◆ Your goal:
Starting at the line with "What data populates", return every line through the final one of the data, word for word. Pictures stay out.

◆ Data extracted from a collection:
——————
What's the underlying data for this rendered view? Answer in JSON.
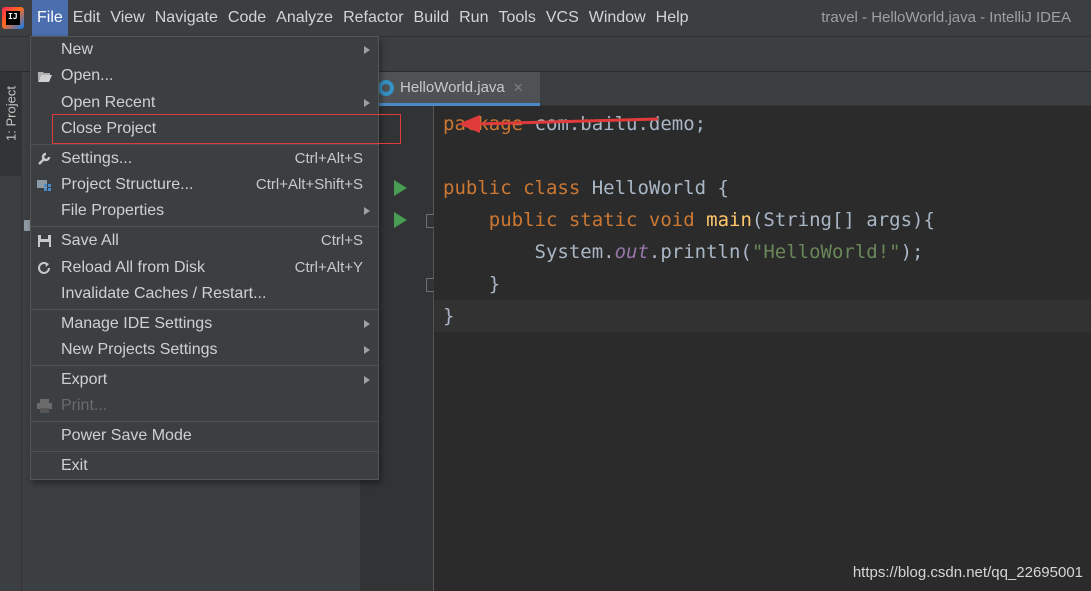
{
  "window_title": "travel - HelloWorld.java - IntelliJ IDEA",
  "menubar": [
    "File",
    "Edit",
    "View",
    "Navigate",
    "Code",
    "Analyze",
    "Refactor",
    "Build",
    "Run",
    "Tools",
    "VCS",
    "Window",
    "Help"
  ],
  "app_logo_text": "IJ",
  "project_tab_label": "1: Project",
  "editor": {
    "tab_label": "HelloWorld.java",
    "tab_close": "✕",
    "lines": [
      {
        "parts": [
          {
            "c": "kw",
            "t": "package"
          },
          {
            "c": "",
            "t": " com.bailu.demo;"
          }
        ]
      },
      {
        "parts": []
      },
      {
        "parts": [
          {
            "c": "kw",
            "t": "public class"
          },
          {
            "c": "",
            "t": " HelloWorld {"
          }
        ]
      },
      {
        "parts": [
          {
            "c": "",
            "t": "    "
          },
          {
            "c": "kw",
            "t": "public static void"
          },
          {
            "c": "",
            "t": " "
          },
          {
            "c": "fn",
            "t": "main"
          },
          {
            "c": "",
            "t": "(String[] args){"
          }
        ]
      },
      {
        "parts": [
          {
            "c": "",
            "t": "        System."
          },
          {
            "c": "it",
            "t": "out"
          },
          {
            "c": "",
            "t": ".println("
          },
          {
            "c": "st",
            "t": "\"HelloWorld!\""
          },
          {
            "c": "",
            "t": ");"
          }
        ]
      },
      {
        "parts": [
          {
            "c": "",
            "t": "    }"
          }
        ]
      },
      {
        "parts": [
          {
            "c": "",
            "t": "}"
          }
        ]
      }
    ]
  },
  "file_menu": {
    "new": "New",
    "open": "Open...",
    "open_recent": "Open Recent",
    "close_project": "Close Project",
    "settings": "Settings...",
    "settings_shortcut": "Ctrl+Alt+S",
    "project_structure": "Project Structure...",
    "project_structure_shortcut": "Ctrl+Alt+Shift+S",
    "file_properties": "File Properties",
    "save_all": "Save All",
    "save_all_shortcut": "Ctrl+S",
    "reload": "Reload All from Disk",
    "reload_shortcut": "Ctrl+Alt+Y",
    "invalidate": "Invalidate Caches / Restart...",
    "manage_ide": "Manage IDE Settings",
    "new_projects_settings": "New Projects Settings",
    "export": "Export",
    "print": "Print...",
    "power_save": "Power Save Mode",
    "exit": "Exit"
  },
  "colors": {
    "accent": "#4b6eaf",
    "highlight_box": "#e03b3b",
    "arrow": "#e03b3b"
  },
  "watermark": "https://blog.csdn.net/qq_22695001"
}
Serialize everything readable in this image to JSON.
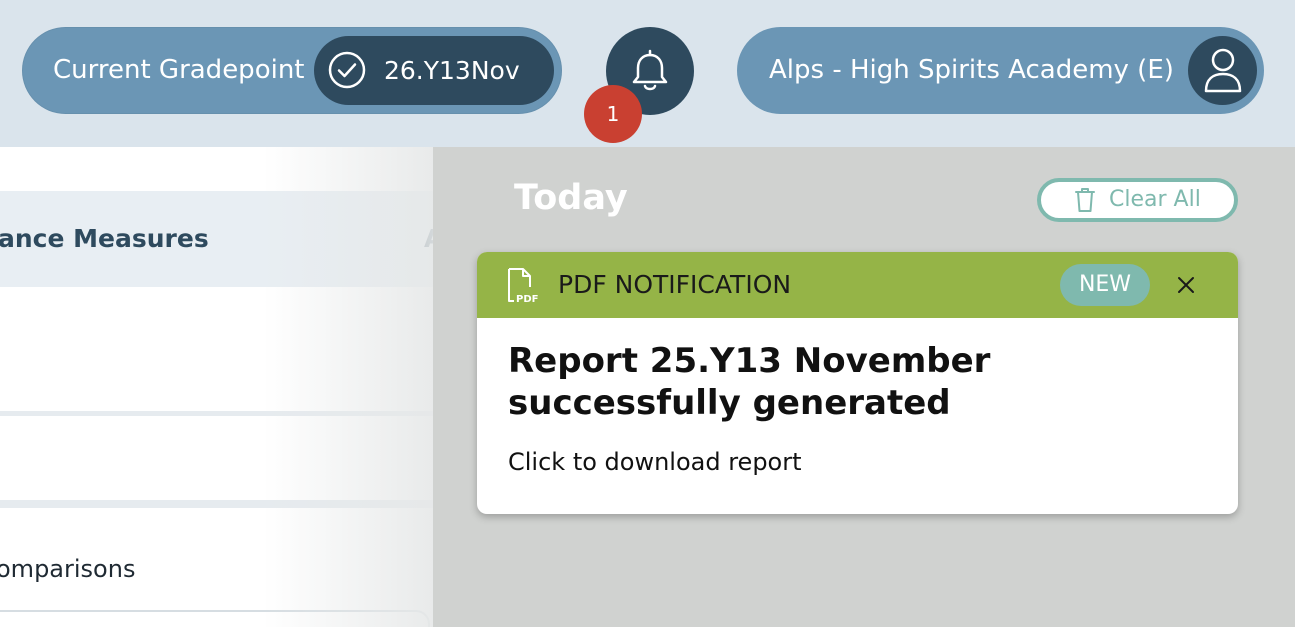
{
  "header": {
    "gradepoint_label": "Current Gradepoint",
    "gradepoint_value": "26.Y13Nov",
    "notification_count": "1",
    "school_name": "Alps - High Spirits Academy (E)"
  },
  "background_page": {
    "measures_label": "ance Measures",
    "measures_extra": "A",
    "comparisons_label": "omparisons"
  },
  "notifications": {
    "section_heading": "Today",
    "clear_all_label": "Clear All",
    "items": [
      {
        "type_label": "PDF NOTIFICATION",
        "badge": "NEW",
        "title": "Report 25.Y13 November successfully generated",
        "body": "Click to download report",
        "header_color": "#95b447"
      }
    ]
  },
  "colors": {
    "pill_blue": "#6b96b5",
    "dark_navy": "#2e4a5e",
    "badge_red": "#c94031",
    "teal": "#7fb9ae",
    "pdf_green": "#95b447"
  }
}
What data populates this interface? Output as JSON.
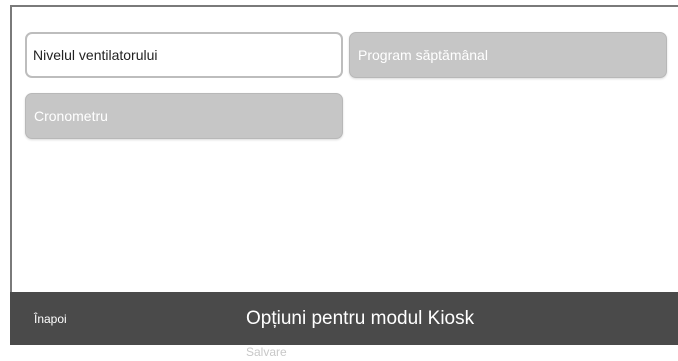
{
  "options": {
    "fan_level": "Nivelul ventilatorului",
    "weekly_program": "Program săptămânal",
    "timer": "Cronometru"
  },
  "footer": {
    "back_label": "Înapoi",
    "title": "Opțiuni pentru modul Kiosk",
    "save_label": "Salvare"
  },
  "colors": {
    "button_bg": "#c6c6c6",
    "bar_bg": "#4a4a4a",
    "border": "#7a7a7a"
  }
}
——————
◆ Reply to the exercise:
What data populates this interface? Output as JSON.
{
  "options": {
    "fan_level": "Nivelul ventilatorului",
    "weekly_program": "Program săptămânal",
    "timer": "Cronometru"
  },
  "footer": {
    "back_label": "Înapoi",
    "title": "Opțiuni pentru modul Kiosk",
    "save_label": "Salvare"
  },
  "colors": {
    "button_bg": "#c6c6c6",
    "bar_bg": "#4a4a4a",
    "border": "#7a7a7a"
  }
}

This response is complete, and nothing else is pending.